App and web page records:
________________

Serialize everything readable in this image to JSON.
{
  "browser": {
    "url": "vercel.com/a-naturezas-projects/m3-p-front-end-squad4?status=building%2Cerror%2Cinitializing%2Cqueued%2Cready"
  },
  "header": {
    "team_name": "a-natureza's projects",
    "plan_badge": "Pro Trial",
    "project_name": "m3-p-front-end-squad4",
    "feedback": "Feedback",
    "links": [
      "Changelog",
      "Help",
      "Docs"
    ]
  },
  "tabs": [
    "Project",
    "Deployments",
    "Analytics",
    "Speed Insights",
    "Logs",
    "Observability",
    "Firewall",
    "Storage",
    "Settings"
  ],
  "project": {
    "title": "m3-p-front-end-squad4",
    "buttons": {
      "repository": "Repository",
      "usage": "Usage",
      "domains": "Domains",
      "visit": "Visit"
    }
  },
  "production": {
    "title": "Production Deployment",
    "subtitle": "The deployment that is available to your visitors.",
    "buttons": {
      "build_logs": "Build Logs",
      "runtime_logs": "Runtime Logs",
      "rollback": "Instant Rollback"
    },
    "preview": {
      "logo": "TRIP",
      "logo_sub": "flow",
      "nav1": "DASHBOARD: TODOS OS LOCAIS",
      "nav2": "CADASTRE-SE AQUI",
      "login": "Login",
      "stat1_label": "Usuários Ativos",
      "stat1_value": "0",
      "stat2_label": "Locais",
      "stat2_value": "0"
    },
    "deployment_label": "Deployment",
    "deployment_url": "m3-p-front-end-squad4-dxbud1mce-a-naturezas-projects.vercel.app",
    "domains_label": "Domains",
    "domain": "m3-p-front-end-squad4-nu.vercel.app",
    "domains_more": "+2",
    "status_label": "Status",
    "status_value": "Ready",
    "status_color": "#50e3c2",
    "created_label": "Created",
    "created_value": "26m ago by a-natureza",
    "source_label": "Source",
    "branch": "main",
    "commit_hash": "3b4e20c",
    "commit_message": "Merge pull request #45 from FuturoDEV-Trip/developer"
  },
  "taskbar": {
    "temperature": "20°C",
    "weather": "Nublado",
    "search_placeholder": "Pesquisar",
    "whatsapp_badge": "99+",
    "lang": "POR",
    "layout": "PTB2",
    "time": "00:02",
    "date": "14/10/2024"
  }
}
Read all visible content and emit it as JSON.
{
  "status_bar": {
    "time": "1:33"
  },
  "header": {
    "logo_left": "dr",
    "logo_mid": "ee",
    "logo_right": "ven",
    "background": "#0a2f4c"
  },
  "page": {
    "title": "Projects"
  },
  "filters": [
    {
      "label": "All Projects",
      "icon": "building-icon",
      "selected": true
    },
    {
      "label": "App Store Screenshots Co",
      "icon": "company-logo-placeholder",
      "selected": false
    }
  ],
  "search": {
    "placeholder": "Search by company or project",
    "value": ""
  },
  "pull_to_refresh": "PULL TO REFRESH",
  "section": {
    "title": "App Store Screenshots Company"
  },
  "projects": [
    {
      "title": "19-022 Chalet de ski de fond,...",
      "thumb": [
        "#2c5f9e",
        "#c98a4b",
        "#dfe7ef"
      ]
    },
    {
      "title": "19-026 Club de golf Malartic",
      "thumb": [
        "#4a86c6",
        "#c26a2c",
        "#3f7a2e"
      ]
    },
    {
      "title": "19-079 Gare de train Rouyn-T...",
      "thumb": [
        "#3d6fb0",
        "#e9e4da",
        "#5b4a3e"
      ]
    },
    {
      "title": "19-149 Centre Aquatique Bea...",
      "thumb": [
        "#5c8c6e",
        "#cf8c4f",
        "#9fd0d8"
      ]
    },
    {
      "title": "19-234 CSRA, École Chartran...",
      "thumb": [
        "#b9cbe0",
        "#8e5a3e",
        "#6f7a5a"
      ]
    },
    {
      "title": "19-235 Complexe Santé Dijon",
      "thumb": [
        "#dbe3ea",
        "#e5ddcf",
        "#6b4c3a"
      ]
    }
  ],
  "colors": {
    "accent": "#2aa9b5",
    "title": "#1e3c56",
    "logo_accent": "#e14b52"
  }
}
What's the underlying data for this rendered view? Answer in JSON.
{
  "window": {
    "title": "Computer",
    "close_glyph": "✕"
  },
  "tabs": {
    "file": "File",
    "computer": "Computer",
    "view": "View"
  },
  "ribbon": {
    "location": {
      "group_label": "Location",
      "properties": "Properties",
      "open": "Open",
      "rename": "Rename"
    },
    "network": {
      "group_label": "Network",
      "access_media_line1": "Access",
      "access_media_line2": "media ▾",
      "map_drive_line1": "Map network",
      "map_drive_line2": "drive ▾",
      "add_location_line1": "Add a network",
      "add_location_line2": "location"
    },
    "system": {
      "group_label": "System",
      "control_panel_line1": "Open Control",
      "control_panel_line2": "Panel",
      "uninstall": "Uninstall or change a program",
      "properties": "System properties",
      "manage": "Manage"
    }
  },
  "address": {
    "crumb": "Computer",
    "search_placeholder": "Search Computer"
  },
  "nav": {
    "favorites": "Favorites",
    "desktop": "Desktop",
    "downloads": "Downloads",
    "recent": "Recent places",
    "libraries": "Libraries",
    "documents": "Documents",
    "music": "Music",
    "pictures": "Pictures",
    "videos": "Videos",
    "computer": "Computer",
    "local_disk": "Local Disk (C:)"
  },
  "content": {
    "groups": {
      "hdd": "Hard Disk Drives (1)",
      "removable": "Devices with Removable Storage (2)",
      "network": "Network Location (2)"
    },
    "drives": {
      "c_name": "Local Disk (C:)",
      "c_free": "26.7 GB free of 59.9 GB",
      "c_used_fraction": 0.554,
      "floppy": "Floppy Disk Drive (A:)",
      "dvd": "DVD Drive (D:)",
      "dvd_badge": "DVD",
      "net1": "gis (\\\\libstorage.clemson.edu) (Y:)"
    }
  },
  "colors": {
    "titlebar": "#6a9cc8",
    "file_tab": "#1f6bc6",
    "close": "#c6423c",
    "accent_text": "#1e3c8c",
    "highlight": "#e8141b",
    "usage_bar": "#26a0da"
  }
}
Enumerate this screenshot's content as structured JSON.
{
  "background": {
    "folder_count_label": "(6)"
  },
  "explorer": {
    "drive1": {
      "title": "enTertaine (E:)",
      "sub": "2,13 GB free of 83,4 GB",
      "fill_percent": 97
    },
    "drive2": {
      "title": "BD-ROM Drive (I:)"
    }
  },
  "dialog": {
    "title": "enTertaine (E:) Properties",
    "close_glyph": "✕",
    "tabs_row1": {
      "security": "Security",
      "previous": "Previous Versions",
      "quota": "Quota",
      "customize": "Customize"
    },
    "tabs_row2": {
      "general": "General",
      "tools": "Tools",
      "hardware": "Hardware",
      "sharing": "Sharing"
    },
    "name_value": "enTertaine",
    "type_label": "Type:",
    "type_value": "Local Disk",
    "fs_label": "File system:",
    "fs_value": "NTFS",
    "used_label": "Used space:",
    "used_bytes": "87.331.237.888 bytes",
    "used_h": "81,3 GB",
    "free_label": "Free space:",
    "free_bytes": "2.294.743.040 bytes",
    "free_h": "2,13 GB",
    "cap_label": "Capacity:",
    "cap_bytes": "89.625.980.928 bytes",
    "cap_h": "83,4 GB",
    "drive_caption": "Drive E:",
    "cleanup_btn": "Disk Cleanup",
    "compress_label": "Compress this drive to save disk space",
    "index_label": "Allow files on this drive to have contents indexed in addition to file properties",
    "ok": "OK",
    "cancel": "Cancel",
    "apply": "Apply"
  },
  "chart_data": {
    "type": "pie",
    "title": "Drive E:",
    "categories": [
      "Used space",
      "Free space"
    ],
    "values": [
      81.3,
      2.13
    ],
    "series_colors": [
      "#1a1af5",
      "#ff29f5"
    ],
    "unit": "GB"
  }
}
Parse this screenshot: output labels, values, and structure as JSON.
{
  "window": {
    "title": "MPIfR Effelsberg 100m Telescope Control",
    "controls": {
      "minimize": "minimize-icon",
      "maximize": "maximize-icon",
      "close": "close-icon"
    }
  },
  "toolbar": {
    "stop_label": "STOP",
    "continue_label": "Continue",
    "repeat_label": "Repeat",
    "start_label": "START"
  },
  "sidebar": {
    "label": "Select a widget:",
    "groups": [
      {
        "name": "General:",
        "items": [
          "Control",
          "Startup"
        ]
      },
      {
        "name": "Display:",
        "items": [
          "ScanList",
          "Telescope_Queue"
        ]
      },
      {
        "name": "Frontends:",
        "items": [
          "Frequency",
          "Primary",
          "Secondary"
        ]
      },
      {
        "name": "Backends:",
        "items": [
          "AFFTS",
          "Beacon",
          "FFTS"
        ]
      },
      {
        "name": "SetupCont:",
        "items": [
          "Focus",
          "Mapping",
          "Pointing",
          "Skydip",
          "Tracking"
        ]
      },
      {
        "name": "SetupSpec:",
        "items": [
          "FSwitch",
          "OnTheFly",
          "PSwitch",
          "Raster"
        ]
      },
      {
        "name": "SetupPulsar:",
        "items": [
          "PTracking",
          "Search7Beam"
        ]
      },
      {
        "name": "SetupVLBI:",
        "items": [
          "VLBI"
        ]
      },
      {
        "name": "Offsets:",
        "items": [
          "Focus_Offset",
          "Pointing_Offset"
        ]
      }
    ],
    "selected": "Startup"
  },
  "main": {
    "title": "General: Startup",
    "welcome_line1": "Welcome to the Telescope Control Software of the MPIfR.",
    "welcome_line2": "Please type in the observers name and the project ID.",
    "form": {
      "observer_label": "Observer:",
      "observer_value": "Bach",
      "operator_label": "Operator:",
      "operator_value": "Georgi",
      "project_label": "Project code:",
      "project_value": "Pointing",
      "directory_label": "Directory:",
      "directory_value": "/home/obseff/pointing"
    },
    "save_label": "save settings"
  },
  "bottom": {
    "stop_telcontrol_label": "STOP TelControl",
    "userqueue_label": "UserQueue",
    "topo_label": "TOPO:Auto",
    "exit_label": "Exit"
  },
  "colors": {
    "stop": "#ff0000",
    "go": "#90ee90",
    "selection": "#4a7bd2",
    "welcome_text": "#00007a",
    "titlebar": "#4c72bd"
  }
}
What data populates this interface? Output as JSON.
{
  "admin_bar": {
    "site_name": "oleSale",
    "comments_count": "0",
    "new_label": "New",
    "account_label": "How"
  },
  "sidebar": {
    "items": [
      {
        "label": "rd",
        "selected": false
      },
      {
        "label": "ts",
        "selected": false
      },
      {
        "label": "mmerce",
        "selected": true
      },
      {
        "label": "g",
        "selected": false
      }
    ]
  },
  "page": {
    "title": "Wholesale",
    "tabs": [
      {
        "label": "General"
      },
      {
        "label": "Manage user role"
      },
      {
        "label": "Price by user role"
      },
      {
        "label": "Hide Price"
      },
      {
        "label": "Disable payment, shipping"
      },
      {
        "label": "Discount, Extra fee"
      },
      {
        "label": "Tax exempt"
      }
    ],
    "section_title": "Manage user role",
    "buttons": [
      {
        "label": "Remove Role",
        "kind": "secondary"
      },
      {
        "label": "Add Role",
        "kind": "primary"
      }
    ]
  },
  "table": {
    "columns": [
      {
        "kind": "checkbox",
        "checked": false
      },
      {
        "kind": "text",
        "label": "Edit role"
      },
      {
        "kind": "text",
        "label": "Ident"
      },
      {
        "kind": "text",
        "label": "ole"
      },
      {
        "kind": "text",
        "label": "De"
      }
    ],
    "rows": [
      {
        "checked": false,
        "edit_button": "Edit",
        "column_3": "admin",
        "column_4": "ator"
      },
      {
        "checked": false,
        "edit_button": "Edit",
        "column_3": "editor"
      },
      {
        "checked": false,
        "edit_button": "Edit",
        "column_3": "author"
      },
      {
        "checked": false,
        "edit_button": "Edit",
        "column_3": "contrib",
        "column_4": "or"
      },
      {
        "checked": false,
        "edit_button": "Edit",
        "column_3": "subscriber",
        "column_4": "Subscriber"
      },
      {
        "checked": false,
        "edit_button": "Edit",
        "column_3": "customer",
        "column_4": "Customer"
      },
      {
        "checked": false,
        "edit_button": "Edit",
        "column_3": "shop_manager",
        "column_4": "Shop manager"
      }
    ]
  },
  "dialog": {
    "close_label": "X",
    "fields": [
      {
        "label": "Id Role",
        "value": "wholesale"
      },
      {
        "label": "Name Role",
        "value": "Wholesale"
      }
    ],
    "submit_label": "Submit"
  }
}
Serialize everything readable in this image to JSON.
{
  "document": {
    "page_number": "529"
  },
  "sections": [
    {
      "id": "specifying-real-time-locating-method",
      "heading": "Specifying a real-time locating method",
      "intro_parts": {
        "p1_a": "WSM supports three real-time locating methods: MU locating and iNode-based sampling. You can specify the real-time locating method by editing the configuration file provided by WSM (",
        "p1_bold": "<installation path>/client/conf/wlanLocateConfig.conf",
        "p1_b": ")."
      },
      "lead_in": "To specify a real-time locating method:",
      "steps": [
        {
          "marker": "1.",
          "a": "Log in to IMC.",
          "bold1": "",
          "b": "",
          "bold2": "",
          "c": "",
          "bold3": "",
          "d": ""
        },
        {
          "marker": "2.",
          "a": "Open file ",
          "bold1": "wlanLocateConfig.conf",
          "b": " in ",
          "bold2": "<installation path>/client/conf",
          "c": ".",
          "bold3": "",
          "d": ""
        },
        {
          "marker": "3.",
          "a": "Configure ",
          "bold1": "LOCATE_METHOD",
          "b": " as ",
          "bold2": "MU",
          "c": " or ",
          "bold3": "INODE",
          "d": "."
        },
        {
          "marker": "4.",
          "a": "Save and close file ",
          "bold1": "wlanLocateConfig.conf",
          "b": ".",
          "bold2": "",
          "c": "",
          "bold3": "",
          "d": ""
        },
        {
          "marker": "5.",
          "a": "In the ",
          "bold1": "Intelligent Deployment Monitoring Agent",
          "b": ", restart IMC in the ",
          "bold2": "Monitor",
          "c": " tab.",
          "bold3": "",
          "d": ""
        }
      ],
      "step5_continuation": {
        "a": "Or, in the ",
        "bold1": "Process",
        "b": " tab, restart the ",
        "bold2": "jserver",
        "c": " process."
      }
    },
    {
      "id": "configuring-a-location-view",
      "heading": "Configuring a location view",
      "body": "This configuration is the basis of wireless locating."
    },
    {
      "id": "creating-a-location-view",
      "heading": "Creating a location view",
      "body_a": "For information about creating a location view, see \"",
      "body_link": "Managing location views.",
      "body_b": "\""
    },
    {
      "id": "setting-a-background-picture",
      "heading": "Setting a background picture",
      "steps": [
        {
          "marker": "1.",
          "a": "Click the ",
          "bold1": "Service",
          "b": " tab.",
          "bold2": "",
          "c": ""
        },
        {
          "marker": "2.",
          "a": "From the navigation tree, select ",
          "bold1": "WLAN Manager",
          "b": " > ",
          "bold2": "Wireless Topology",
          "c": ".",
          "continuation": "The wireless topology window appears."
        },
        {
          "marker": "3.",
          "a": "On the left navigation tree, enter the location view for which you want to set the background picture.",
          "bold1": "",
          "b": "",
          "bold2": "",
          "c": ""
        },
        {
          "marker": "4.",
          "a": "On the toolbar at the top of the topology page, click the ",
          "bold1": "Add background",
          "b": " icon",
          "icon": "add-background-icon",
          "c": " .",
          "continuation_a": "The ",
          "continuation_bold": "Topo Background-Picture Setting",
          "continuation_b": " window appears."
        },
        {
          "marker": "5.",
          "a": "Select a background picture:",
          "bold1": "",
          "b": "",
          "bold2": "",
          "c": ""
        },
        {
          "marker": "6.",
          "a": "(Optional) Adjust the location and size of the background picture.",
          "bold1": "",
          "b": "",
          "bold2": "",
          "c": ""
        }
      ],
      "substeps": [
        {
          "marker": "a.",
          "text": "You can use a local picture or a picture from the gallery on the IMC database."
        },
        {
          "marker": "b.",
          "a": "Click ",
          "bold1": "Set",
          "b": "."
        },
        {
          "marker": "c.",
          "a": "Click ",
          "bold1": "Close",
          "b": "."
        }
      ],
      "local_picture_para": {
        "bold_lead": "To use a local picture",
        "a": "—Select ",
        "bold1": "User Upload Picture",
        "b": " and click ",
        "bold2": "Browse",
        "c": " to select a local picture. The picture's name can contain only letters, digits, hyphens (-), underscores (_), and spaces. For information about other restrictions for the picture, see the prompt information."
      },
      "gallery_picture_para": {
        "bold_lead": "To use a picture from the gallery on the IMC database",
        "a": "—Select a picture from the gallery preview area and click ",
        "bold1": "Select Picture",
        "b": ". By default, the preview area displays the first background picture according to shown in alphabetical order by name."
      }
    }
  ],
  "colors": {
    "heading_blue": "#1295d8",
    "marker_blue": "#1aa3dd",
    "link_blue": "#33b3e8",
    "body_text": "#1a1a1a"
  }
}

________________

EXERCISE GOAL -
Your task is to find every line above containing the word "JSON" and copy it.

TASK SOLUTION -
Serialize everything readable in this image to JSON.
Read all visible content and emit it as JSON.
What's the underlying data for this rendered view? Answer in JSON.
Enumerate this screenshot's content as structured JSON.
Parse this screenshot: output labels, values, and structure as JSON.
What data populates this interface? Output as JSON.
Serialize everything readable in this image to JSON.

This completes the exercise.